The stabbing was condemned by writers and politicians around the world as an assault on freedom of expression. In a statement on Saturday, President Joe Biden commended the "universal ideals" that Rushdie and his work embody.
"Truth. Courage. Resilience. The ability to share ideas without fear," Biden said. "These are the building blocks of any free and open society."
Neither local nor federal authorities offered any additional details on the investigation on Saturday. Police said on Friday they had not established a motive for the attack.
An initial law enforcement review of Matar's social media accounts showed he was sympathetic to Shia extremism and Iran's Islamic Revolutionary Guard Corps (IRGC), although no definitive links had been found, according to NBC New York.
The IRGC is a powerful faction that controls a business empire as well as elite armed and intelligence forces that Washington accuses of carrying out a global extremist campaign.
Asked to comment on the case, Matar's lawyer Barone said, "We're kind of in the early stages and, quite frankly, in cases like this, I think the important thing to remember is people need to keep an open mind. They need to look at everything. They can't just assume something happened for why they think something happened."
A preliminary hearing in the case is scheduled for Friday, he said.
Matar was born in California and recently moved to New Jersey, the NBC New York report said, adding that he had a fake driver's license on him. He was arrested at the scene by a state trooper after being wrestled to the ground by audience members.
Witnesses said he did not speak as he attacked the author. Rushdie was stabbed 10 times, prosecutors said during Matar's arraignment, according to the Times.
The assault was premeditated; prosecutors said in court that Matar traveled by bus to Chautauqua Institution, an educational retreat about 12 miles (19 km) from the shores of Lake Erie, and bought a pass that admitted him to Rushdie's talk, the Times reported. Attendees said there were no obvious security checks.
The county district attorney's office did not respond to requests for comment on Saturday.
FBI investigators went to Matar's last listed address, in Fairview, a Bergen County borough just across the Hudson River from Manhattan, on Friday evening, NBC New York reported.

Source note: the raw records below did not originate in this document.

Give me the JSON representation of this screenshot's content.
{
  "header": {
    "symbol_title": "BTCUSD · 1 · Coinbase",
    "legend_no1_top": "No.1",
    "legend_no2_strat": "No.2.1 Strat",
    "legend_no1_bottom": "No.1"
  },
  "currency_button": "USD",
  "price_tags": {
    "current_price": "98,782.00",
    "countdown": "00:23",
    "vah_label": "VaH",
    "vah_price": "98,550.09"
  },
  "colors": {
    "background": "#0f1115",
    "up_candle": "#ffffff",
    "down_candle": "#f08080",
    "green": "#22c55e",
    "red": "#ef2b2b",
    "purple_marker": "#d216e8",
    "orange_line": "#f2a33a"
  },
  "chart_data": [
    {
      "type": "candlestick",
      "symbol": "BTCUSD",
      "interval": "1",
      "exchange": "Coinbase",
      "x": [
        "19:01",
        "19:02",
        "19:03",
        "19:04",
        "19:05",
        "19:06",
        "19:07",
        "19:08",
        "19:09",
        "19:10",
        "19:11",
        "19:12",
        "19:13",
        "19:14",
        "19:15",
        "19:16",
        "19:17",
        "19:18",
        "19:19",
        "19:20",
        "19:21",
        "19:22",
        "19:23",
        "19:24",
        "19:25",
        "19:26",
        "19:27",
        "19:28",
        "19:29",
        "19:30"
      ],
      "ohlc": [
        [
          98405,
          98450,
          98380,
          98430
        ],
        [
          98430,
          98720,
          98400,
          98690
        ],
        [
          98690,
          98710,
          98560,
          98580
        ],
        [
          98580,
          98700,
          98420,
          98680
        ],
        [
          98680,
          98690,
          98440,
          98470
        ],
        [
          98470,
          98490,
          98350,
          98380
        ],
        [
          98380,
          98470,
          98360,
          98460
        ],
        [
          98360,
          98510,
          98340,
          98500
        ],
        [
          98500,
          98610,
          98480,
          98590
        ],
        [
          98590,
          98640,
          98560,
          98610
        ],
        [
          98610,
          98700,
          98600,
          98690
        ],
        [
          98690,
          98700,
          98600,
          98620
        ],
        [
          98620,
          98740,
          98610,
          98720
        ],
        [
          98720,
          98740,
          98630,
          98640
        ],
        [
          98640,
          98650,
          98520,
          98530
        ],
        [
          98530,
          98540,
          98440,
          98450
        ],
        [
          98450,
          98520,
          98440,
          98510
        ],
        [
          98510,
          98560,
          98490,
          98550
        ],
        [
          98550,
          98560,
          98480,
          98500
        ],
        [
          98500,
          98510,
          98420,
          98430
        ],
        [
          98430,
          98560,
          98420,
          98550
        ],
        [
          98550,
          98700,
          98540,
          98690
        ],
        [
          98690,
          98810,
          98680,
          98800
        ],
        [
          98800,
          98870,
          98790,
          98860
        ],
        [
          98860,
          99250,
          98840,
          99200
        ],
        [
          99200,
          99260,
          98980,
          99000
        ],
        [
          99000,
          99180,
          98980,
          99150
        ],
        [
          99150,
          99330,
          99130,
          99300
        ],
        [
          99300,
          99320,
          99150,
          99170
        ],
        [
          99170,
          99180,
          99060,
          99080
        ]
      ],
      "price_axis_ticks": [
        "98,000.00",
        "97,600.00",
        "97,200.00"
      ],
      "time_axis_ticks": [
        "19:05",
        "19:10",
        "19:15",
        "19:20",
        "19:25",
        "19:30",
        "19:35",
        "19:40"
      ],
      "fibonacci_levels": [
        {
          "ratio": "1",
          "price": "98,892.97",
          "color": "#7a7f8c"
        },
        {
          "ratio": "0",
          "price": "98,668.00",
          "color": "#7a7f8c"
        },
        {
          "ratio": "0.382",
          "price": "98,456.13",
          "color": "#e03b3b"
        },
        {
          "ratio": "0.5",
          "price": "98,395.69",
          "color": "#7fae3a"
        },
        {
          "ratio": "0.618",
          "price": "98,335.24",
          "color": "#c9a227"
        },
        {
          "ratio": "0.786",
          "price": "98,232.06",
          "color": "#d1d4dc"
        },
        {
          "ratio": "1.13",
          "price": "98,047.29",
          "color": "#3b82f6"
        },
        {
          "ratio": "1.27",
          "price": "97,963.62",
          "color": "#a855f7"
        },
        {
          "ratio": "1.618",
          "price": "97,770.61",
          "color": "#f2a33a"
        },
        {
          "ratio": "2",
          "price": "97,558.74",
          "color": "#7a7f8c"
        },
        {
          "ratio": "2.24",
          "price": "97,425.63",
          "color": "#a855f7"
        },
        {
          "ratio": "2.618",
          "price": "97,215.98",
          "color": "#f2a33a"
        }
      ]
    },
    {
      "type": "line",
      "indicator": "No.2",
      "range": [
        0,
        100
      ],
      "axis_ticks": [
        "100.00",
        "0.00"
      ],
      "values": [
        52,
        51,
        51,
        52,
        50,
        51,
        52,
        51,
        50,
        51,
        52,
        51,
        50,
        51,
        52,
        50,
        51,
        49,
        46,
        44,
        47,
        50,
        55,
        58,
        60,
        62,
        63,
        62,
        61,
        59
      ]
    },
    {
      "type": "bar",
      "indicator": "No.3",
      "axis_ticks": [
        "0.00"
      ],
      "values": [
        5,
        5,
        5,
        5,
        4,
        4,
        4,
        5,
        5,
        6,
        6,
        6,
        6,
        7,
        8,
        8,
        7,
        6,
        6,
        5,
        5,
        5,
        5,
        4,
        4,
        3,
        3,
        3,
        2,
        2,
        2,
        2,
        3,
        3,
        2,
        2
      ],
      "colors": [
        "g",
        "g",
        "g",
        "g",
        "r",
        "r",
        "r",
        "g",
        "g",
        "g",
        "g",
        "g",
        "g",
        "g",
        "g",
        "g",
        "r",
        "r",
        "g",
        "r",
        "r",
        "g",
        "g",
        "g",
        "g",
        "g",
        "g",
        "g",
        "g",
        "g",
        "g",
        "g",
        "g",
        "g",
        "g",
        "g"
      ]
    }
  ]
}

There was no visible police presence on Saturday at the house, a two-story brick-and-mortar home in a largely Spanish-speaking neighborhood. A woman who entered the house declined to speak to reporters gathered outside.
BOUNTY ON HIS HEAD
Rushdie, who was born into a Muslim Kashmiri family in Bombay, now Mumbai, before moving to Britain, has long faced death threats for "The Satanic Verses," viewed by some Muslims as containing blasphemous passages. The book was banned in many countries with large Muslim populations.
In 1989, Ayatollah Ruhollah Khomeini, then Iran's supreme leader, pronounced a fatwa, or religious edict, calling on Muslims to kill the author and anyone involved in the book's publication for blasphemy. Hitoshi Igarashi, the Japanese translator of the novel, was stabbed to death in 1991 in a case that remains unsolved.
There has been no official government reaction in Iran to the attack on Rushdie, but several hardline Iranian newspapers praised his assailant.
Iranian organisations, some linked to the government, have raised a bounty worth millions of dollars for Rushdie's murder. Khomeini's successor as supreme leader, Ayatollah Ali Khamenei, said as recently as 2019 that the fatwa was "irrevocable."
Ali Tehfe, mayor of Yaroun in southern Lebanon, said Matar was the son of a man from the town. The suspect's parents emigrated to the United States and he was born and raised there, the mayor added.
Asked whether Matar or his parents were affiliated with or supported the Iran-backed Hezbollah armed group in Lebanon, Tehfe said he had "no information at all" on their political views.
A Hezbollah official said on Saturday that the group had no additional information on the attack on Rushdie.